Although a motive for the attack remains under investigation, several Democrats swiftly condemned Republicans after the assault, saying they have not done enough to address the issue of violence and threats against lawmakers.

Rep. Eric Swalwell, D-Calif., on Saturday tweeted that a line must be drawn that connects “violent political rhetoric and violent acts.”

“The Pelosi assailant’s Facebook page looks identical to the Facebook pages of Trump, Taylor Greene, and Boebert,” Swalwell wrote. “All three of them have glorified violence and Depape acted on it.”

Hours after the attack, several prominent Republicans, including Senate Minority Leader Mitch McConnell, R-K.y., condemned the assault of Pelosi’s husband and wished him a swift recovery.

But some Democrats expressed worries about the rise of violent rhetoric that preceded the attack and accused Republicans of failing to take action to combat it.

“A far right white nationalist tried to assassinate the Speaker of the House and almost killed her husband a year after violent insurrectionists tried to find her and kill her in the Capitol,” Rep. Ilhan Omar, D-Minn., tweeted Saturday. “And the Republican Party’s response is to either ignore it or belittle it.”

Rep. Alexandria Ocasio-Cortez, D-N.Y., slammed House Minority Leader Kevin McCarthy, R-Calif., for his delayed response to the attack. “Yesterday, a man sharing that member’s rhetoric tried to assassinate the Speaker and her spouse,” Ocasio-Cortez tweeted Saturday.

“What has @GOPLeader said? Nothing,” Ocasio-Cortez said, referring to McCarthy. “This is who he is.”

In a statement shortly after the attack, a spokesperson for McCarthy said he reached out to the speaker hours after her husband was assaulted. McCarthy then told Breitbart radio on Saturday that he condemns the violence and called the attack “wrong.”

Rep. Jim McGovern, D-Mass., took aim at Rep. Marjorie Taylor Greene, R-Ga., after the GOP lawmaker condemned the attack.

“YOU called for Nancy Pelosi to be executed, @RepMTG,” McGovern tweeted. “YOU said she should be hung for treason.”

In an interview on “Fox News Sunday,” Ronna McDaniel, the chairwoman of the Republican National Committee, pushed back against the Democrats, saying that it’s “unfair” to link GOP rhetoric to the attack because the attacker was a “deranged individual.”

“You can’t say people saying ‘let’s fire Pelosi’ or ‘let’s take back the House’ is saying go do violence. It’s just unfair,” McDaniel said.
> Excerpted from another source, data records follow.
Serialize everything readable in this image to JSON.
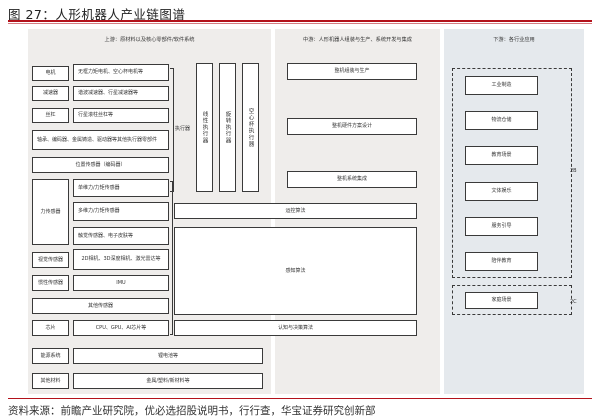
{
  "title": "图 27：人形机器人产业链图谱",
  "upstream": {
    "title": "上游：原材料以及核心零部件/软件系统",
    "rows": [
      {
        "category": "电机",
        "items": "无框力矩电机、空心杯电机等"
      },
      {
        "category": "减速器",
        "items": "谐波减速器、行星减速器等"
      },
      {
        "category": "丝杠",
        "items": "行星滚柱丝杠等"
      },
      {
        "category": "",
        "items": "轴承、编码器、金属铸造、驱动器等其他执行器零部件"
      },
      {
        "category": "",
        "items": "位置传感器（编码器）"
      }
    ],
    "sensor_rows": [
      {
        "category": "力传感器",
        "items": [
          "单维力/力矩传感器",
          "多维力/力矩传感器",
          "触觉传感器、电子皮肤等"
        ]
      },
      {
        "category": "视觉传感器",
        "items": [
          "2D相机、3D深度相机、激光雷达等"
        ]
      },
      {
        "category": "惯性传感器",
        "items": [
          "IMU"
        ]
      }
    ],
    "other_sensors": "其他传感器",
    "chip": {
      "category": "芯片",
      "items": "CPU、GPU、AI芯片等"
    },
    "energy": {
      "category": "能源系统",
      "items": "锂电池等"
    },
    "material": {
      "category": "其他材料",
      "items": "金属/塑料/新材料等"
    },
    "actuator_label": "执行器",
    "actuators": [
      "线性执行器",
      "旋转执行器",
      "空心杯执行器"
    ],
    "algorithms": [
      "运控算法",
      "感知算法",
      "认知与决策算法"
    ]
  },
  "midstream": {
    "title": "中游：人形机器人组装与生产、系统开发与集成",
    "items": [
      "整机组装与生产",
      "整机硬件方案设计",
      "整机系统集成"
    ]
  },
  "downstream": {
    "title": "下游：各行业应用",
    "items": [
      "工业制造",
      "物流仓储",
      "教育场景",
      "文体娱乐",
      "服务引导",
      "陪伴教育",
      "家庭场景"
    ],
    "tags": [
      "2B",
      "2C"
    ]
  },
  "footer": "资料来源：前瞻产业研究院，优必选招股说明书，行行查，华宝证券研究创新部"
}
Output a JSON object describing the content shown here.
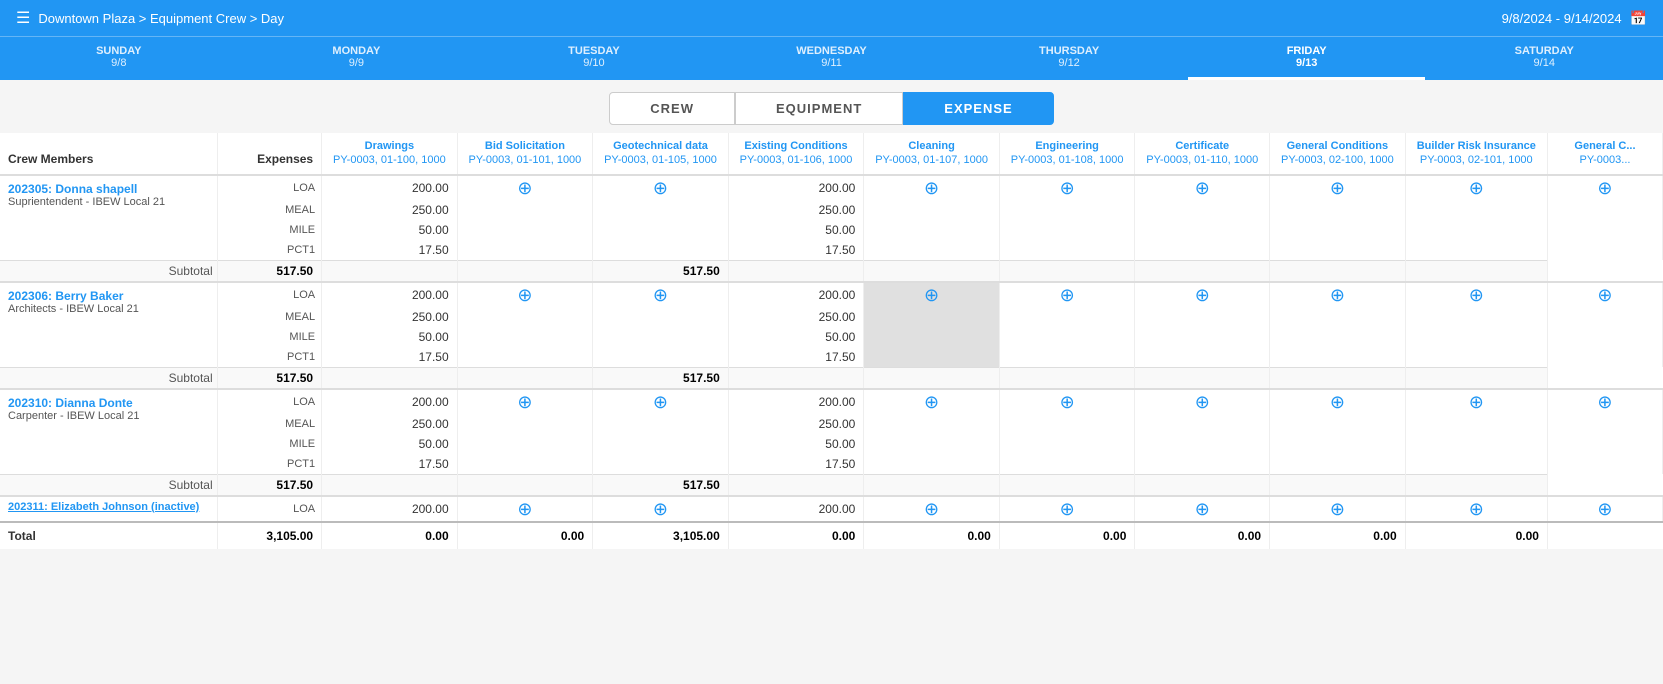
{
  "header": {
    "breadcrumb": "Downtown Plaza  >  Equipment Crew  >  Day",
    "date_range": "9/8/2024 - 9/14/2024"
  },
  "day_tabs": [
    {
      "name": "SUNDAY",
      "date": "9/8"
    },
    {
      "name": "MONDAY",
      "date": "9/9"
    },
    {
      "name": "TUESDAY",
      "date": "9/10"
    },
    {
      "name": "WEDNESDAY",
      "date": "9/11"
    },
    {
      "name": "THURSDAY",
      "date": "9/12"
    },
    {
      "name": "FRIDAY",
      "date": "9/13",
      "active": true
    },
    {
      "name": "SATURDAY",
      "date": "9/14"
    }
  ],
  "view_tabs": [
    {
      "label": "CREW"
    },
    {
      "label": "EQUIPMENT"
    },
    {
      "label": "EXPENSE",
      "active": true
    }
  ],
  "columns": {
    "crew_members": "Crew Members",
    "expenses": "Expenses",
    "cols": [
      {
        "title": "Drawings",
        "sub": "PY-0003, 01-100, 1000"
      },
      {
        "title": "Bid Solicitation",
        "sub": "PY-0003, 01-101, 1000"
      },
      {
        "title": "Geotechnical data",
        "sub": "PY-0003, 01-105, 1000"
      },
      {
        "title": "Existing Conditions",
        "sub": "PY-0003, 01-106, 1000"
      },
      {
        "title": "Cleaning",
        "sub": "PY-0003, 01-107, 1000"
      },
      {
        "title": "Engineering",
        "sub": "PY-0003, 01-108, 1000"
      },
      {
        "title": "Certificate",
        "sub": "PY-0003, 01-110, 1000"
      },
      {
        "title": "General Conditions",
        "sub": "PY-0003, 02-100, 1000"
      },
      {
        "title": "Builder Risk Insurance",
        "sub": "PY-0003, 02-101, 1000"
      },
      {
        "title": "General C...",
        "sub": "PY-0003..."
      }
    ]
  },
  "crew_members": [
    {
      "id": "202305",
      "name": "Donna shapell",
      "role": "Suprientendent - IBEW Local 21",
      "expenses": [
        {
          "type": "LOA",
          "amount": "200.00"
        },
        {
          "type": "MEAL",
          "amount": "250.00"
        },
        {
          "type": "MILE",
          "amount": "50.00"
        },
        {
          "type": "PCT1",
          "amount": "17.50"
        }
      ],
      "subtotal": "517.50",
      "col_values": [
        "",
        "",
        "",
        "200.00\n250.00\n50.00\n17.50",
        "",
        "",
        "",
        "",
        "",
        ""
      ]
    },
    {
      "id": "202306",
      "name": "Berry Baker",
      "role": "Architects - IBEW Local 21",
      "expenses": [
        {
          "type": "LOA",
          "amount": "200.00"
        },
        {
          "type": "MEAL",
          "amount": "250.00"
        },
        {
          "type": "MILE",
          "amount": "50.00"
        },
        {
          "type": "PCT1",
          "amount": "17.50"
        }
      ],
      "subtotal": "517.50",
      "col_values": [
        "",
        "",
        "",
        "200.00\n250.00\n50.00\n17.50",
        "",
        "",
        "",
        "",
        "",
        ""
      ],
      "highlighted_col": 4
    },
    {
      "id": "202310",
      "name": "Dianna Donte",
      "role": "Carpenter - IBEW Local 21",
      "expenses": [
        {
          "type": "LOA",
          "amount": "200.00"
        },
        {
          "type": "MEAL",
          "amount": "250.00"
        },
        {
          "type": "MILE",
          "amount": "50.00"
        },
        {
          "type": "PCT1",
          "amount": "17.50"
        }
      ],
      "subtotal": "517.50",
      "col_values": [
        "",
        "",
        "",
        "200.00\n250.00\n50.00\n17.50",
        "",
        "",
        "",
        "",
        "",
        ""
      ]
    },
    {
      "id": "202311",
      "name": "Elizabeth Johnson (inactive)",
      "role": "",
      "partial": true,
      "expenses": [
        {
          "type": "LOA",
          "amount": "200.00"
        }
      ],
      "col_values": [
        "",
        "",
        "",
        "200.00",
        "",
        "",
        "",
        "",
        "",
        ""
      ]
    }
  ],
  "totals": {
    "label": "Total",
    "expenses": "3,105.00",
    "col_totals": [
      "0.00",
      "0.00",
      "3,105.00",
      "0.00",
      "0.00",
      "0.00",
      "0.00",
      "0.00",
      "0.00"
    ]
  }
}
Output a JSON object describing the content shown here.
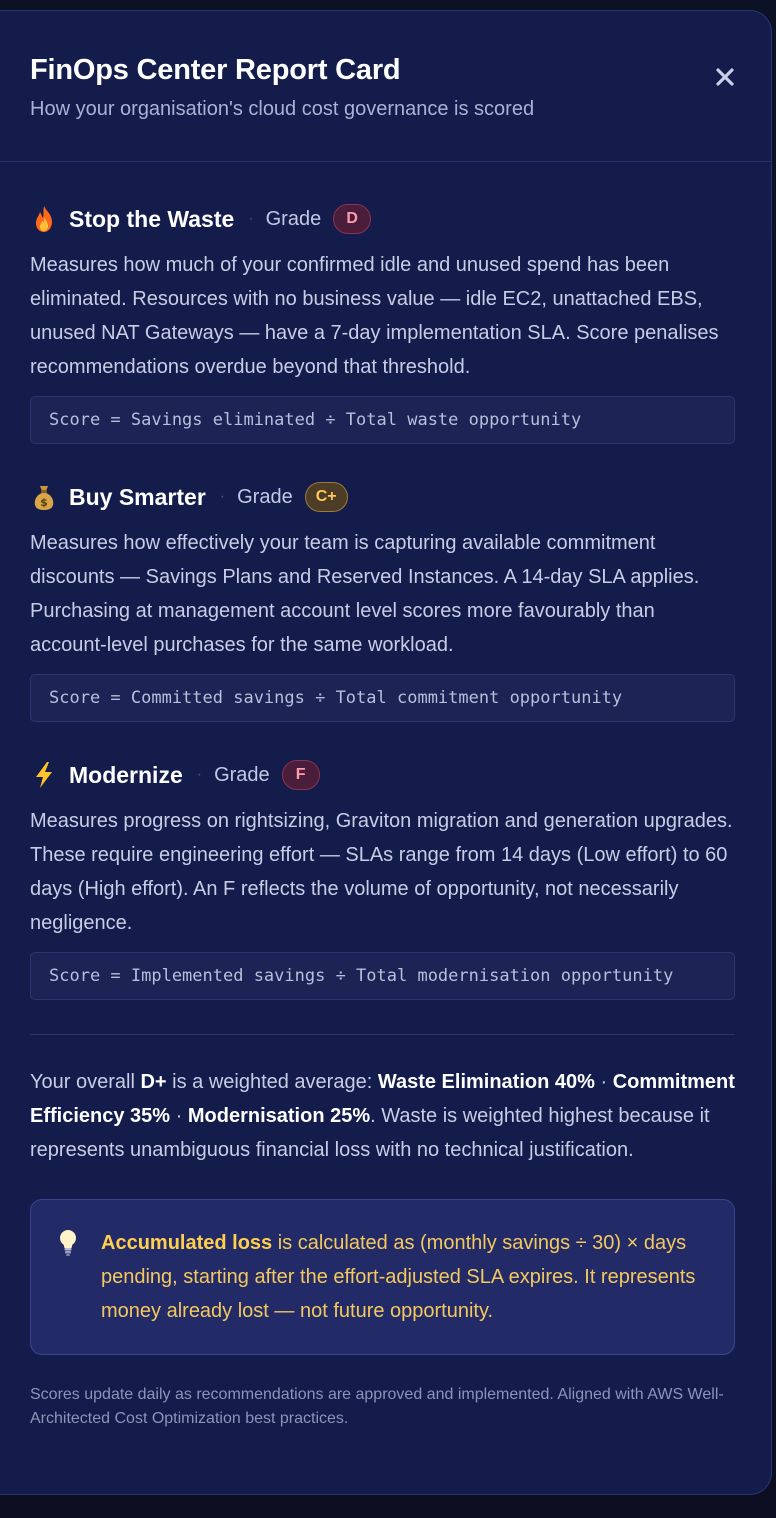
{
  "modal": {
    "title": "FinOps Center Report Card",
    "subtitle": "How your organisation's cloud cost governance is scored",
    "close_icon": "close-icon"
  },
  "grade_label": "Grade",
  "sections": [
    {
      "icon": "fire-icon",
      "title": "Stop the Waste",
      "grade": "D",
      "grade_color": "#ff9cb0",
      "description": "Measures how much of your confirmed idle and unused spend has been eliminated. Resources with no business value — idle EC2, unattached EBS, unused NAT Gateways — have a 7-day implementation SLA. Score penalises recommendations overdue beyond that threshold.",
      "formula": "Score = Savings eliminated ÷ Total waste opportunity"
    },
    {
      "icon": "money-bag-icon",
      "title": "Buy Smarter",
      "grade": "C+",
      "grade_color": "#ffc857",
      "description": "Measures how effectively your team is capturing available commitment discounts — Savings Plans and Reserved Instances. A 14-day SLA applies. Purchasing at management account level scores more favourably than account-level purchases for the same workload.",
      "formula": "Score = Committed savings ÷ Total commitment opportunity"
    },
    {
      "icon": "lightning-icon",
      "title": "Modernize",
      "grade": "F",
      "grade_color": "#ff9cb0",
      "description": "Measures progress on rightsizing, Graviton migration and generation upgrades. These require engineering effort — SLAs range from 14 days (Low effort) to 60 days (High effort). An F reflects the volume of opportunity, not necessarily negligence.",
      "formula": "Score = Implemented savings ÷ Total modernisation opportunity"
    }
  ],
  "summary": {
    "prefix": "Your overall ",
    "overall_grade": "D+",
    "middle": " is a weighted average: ",
    "weight_1": "Waste Elimination 40%",
    "sep_1": " · ",
    "weight_2": "Commitment Efficiency 35%",
    "sep_2": " · ",
    "weight_3": "Modernisation 25%",
    "suffix": ". Waste is weighted highest because it represents unambiguous financial loss with no technical justification."
  },
  "callout": {
    "icon": "lightbulb-icon",
    "bold": "Accumulated loss",
    "text": " is calculated as (monthly savings ÷ 30) × days pending, starting after the effort-adjusted SLA expires. It represents money already lost — not future opportunity."
  },
  "footer_note": "Scores update daily as recommendations are approved and implemented. Aligned with AWS Well-Architected Cost Optimization best practices.",
  "colors": {
    "modal_bg": "#131c4a",
    "accent_warning": "#f3c95e",
    "grade_red": "#ff9cb0",
    "grade_amber": "#ffc857"
  }
}
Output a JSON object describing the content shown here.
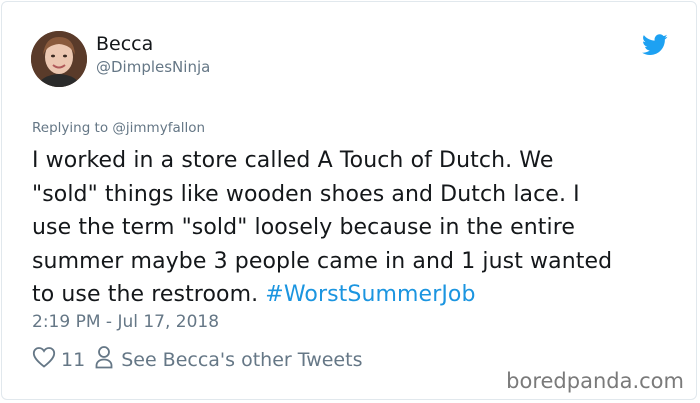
{
  "tweet": {
    "author_name": "Becca",
    "author_handle": "@DimplesNinja",
    "replying_label": "Replying to",
    "replying_handle": "@jimmyfallon",
    "text_lines": [
      "I worked in a store called A Touch of Dutch. We",
      "\"sold\" things like wooden shoes and Dutch lace. I",
      "use the term \"sold\" loosely because in the entire",
      "summer maybe 3 people came in and 1 just wanted",
      "to use the restroom. "
    ],
    "hashtag": "#WorstSummerJob",
    "timestamp": "2:19 PM - Jul 17, 2018",
    "like_count": "11",
    "other_tweets_label": "See Becca's other Tweets"
  },
  "watermark": "boredpanda.com",
  "icons": {
    "brand": "twitter-bird-icon",
    "like": "heart-icon",
    "profile": "person-icon"
  },
  "colors": {
    "twitter_blue": "#1da1f2",
    "hashtag": "#1b95e0",
    "secondary_text": "#657786"
  }
}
A memo was circulated Saturday to congressional offices that highlighted the available security resources for offices and congressional members, such as residential security assessments and law enforcement coordination. The memo also acknowledged an uptick in threats against lawmakers and the attack on Pelosi’s husband.

“Meanwhile, across the country, the USCP Threat Assessment Section is working around the clock to stop thousands of potential threats in their tracks,” the memo reads. “Despite that work, it is critical that we urge you all to take advantage of additional USCP resources that could help protect you and your families.”

President Joe Biden, after voting early in Delaware, said Saturday that condemning the violence of the attack on Pelosi’s husband goes hand in hand with condemning those who boost baseless claims of a “stolen” election.

“The generic point I want to make is that, you know, it’s one thing to condemn the violence. But you can’t condemn the violence unless you condemn those people who continue to argue the election was not real, that it’s being stolen,” the president said. “All the malarkey that’s being put out there to undermine democracy.”

The attack occurred less than two weeks before the midterm elections, which will determine the balance of power in Congress.





Source link

Happy
Happy
0 %
Sad
Sad
0 %
Excited
Excited
0 %
Sleepy
Sleepy
0 %
Angry
Angry
0 %
Surprise
Surprise
0 %

Average Rating

5 Star
0%
4 Star
0%
3 Star
0%
2 Star
0%
1 Star
0%

Leave a Reply

Your email address will not be published. Required fields are marked *

This site uses Akismet to reduce spam. Learn how your comment data is processed.